**TASK GOAL:** For this exercise, print the records below verbatim.

<<<<

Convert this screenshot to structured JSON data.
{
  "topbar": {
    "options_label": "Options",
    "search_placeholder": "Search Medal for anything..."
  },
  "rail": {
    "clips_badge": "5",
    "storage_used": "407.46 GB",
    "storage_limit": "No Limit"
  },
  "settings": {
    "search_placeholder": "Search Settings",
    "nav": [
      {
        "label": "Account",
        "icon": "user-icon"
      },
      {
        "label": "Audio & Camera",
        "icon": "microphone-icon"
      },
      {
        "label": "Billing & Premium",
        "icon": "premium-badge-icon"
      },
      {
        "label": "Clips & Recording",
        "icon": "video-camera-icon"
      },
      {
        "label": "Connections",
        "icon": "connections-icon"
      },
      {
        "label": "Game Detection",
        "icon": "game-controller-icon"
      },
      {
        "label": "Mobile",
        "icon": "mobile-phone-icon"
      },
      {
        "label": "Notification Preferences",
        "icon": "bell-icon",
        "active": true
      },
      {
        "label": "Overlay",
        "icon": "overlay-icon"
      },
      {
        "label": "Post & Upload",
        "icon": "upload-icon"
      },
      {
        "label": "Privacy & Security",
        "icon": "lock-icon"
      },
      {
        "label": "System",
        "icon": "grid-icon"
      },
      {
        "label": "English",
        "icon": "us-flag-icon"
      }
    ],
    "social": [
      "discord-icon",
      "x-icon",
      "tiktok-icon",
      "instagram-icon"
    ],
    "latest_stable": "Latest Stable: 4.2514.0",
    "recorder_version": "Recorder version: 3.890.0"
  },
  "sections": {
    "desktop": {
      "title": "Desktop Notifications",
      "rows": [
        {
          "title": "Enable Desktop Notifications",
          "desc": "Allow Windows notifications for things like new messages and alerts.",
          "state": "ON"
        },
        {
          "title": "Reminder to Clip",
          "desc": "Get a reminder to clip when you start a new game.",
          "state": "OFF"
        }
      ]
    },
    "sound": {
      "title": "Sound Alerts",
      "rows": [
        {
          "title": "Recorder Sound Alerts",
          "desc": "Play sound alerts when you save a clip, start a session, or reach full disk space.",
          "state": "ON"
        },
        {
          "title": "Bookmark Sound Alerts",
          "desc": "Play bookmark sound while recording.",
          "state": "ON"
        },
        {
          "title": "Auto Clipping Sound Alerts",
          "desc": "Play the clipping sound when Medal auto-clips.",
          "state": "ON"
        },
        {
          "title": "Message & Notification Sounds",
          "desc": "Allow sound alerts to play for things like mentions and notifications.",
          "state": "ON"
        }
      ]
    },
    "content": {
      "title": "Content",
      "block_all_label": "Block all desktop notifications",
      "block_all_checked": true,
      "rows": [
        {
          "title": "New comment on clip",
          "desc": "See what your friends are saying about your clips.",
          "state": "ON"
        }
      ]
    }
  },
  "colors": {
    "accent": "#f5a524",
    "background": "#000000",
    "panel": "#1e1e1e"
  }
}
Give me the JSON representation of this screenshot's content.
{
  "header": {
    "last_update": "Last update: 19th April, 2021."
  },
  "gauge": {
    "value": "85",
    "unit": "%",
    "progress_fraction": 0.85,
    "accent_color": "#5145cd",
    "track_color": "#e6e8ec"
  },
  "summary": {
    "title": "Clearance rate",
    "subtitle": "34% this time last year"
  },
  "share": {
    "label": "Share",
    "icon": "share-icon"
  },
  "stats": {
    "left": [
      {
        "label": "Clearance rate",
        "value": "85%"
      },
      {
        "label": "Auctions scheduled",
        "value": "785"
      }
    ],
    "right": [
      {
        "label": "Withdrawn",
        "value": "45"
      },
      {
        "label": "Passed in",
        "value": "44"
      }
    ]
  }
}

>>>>

**SOLUTION:**
Convert this screenshot to structured JSON data.
{
  "topbar": {
    "options_label": "Options",
    "search_placeholder": "Search Medal for anything..."
  },
  "rail": {
    "clips_badge": "5",
    "storage_used": "407.46 GB",
    "storage_limit": "No Limit"
  },
  "settings": {
    "search_placeholder": "Search Settings",
    "nav": [
      {
        "label": "Account",
        "icon": "user-icon"
      },
      {
        "label": "Audio & Camera",
        "icon": "microphone-icon"
      },
      {
        "label": "Billing & Premium",
        "icon": "premium-badge-icon"
      },
      {
        "label": "Clips & Recording",
        "icon": "video-camera-icon"
      },
      {
        "label": "Connections",
        "icon": "connections-icon"
      },
      {
        "label": "Game Detection",
        "icon": "game-controller-icon"
      },
      {
        "label": "Mobile",
        "icon": "mobile-phone-icon"
      },
      {
        "label": "Notification Preferences",
        "icon": "bell-icon",
        "active": true
      },
      {
        "label": "Overlay",
        "icon": "overlay-icon"
      },
      {
        "label": "Post & Upload",
        "icon": "upload-icon"
      },
      {
        "label": "Privacy & Security",
        "icon": "lock-icon"
      },
      {
        "label": "System",
        "icon": "grid-icon"
      },
      {
        "label": "English",
        "icon": "us-flag-icon"
      }
    ],
    "social": [
      "discord-icon",
      "x-icon",
      "tiktok-icon",
      "instagram-icon"
    ],
    "latest_stable": "Latest Stable: 4.2514.0",
    "recorder_version": "Recorder version: 3.890.0"
  },
  "sections": {
    "desktop": {
      "title": "Desktop Notifications",
      "rows": [
        {
          "title": "Enable Desktop Notifications",
          "desc": "Allow Windows notifications for things like new messages and alerts.",
          "state": "ON"
        },
        {
          "title": "Reminder to Clip",
          "desc": "Get a reminder to clip when you start a new game.",
          "state": "OFF"
        }
      ]
    },
    "sound": {
      "title": "Sound Alerts",
      "rows": [
        {
          "title": "Recorder Sound Alerts",
          "desc": "Play sound alerts when you save a clip, start a session, or reach full disk space.",
          "state": "ON"
        },
        {
          "title": "Bookmark Sound Alerts",
          "desc": "Play bookmark sound while recording.",
          "state": "ON"
        },
        {
          "title": "Auto Clipping Sound Alerts",
          "desc": "Play the clipping sound when Medal auto-clips.",
          "state": "ON"
        },
        {
          "title": "Message & Notification Sounds",
          "desc": "Allow sound alerts to play for things like mentions and notifications.",
          "state": "ON"
        }
      ]
    },
    "content": {
      "title": "Content",
      "block_all_label": "Block all desktop notifications",
      "block_all_checked": true,
      "rows": [
        {
          "title": "New comment on clip",
          "desc": "See what your friends are saying about your clips.",
          "state": "ON"
        }
      ]
    }
  },
  "colors": {
    "accent": "#f5a524",
    "background": "#000000",
    "panel": "#1e1e1e"
  }
}
Give me the JSON representation of this screenshot's content.
{
  "header": {
    "last_update": "Last update: 19th April, 2021."
  },
  "gauge": {
    "value": "85",
    "unit": "%",
    "progress_fraction": 0.85,
    "accent_color": "#5145cd",
    "track_color": "#e6e8ec"
  },
  "summary": {
    "title": "Clearance rate",
    "subtitle": "34% this time last year"
  },
  "share": {
    "label": "Share",
    "icon": "share-icon"
  },
  "stats": {
    "left": [
      {
        "label": "Clearance rate",
        "value": "85%"
      },
      {
        "label": "Auctions scheduled",
        "value": "785"
      }
    ],
    "right": [
      {
        "label": "Withdrawn",
        "value": "45"
      },
      {
        "label": "Passed in",
        "value": "44"
      }
    ]
  }
}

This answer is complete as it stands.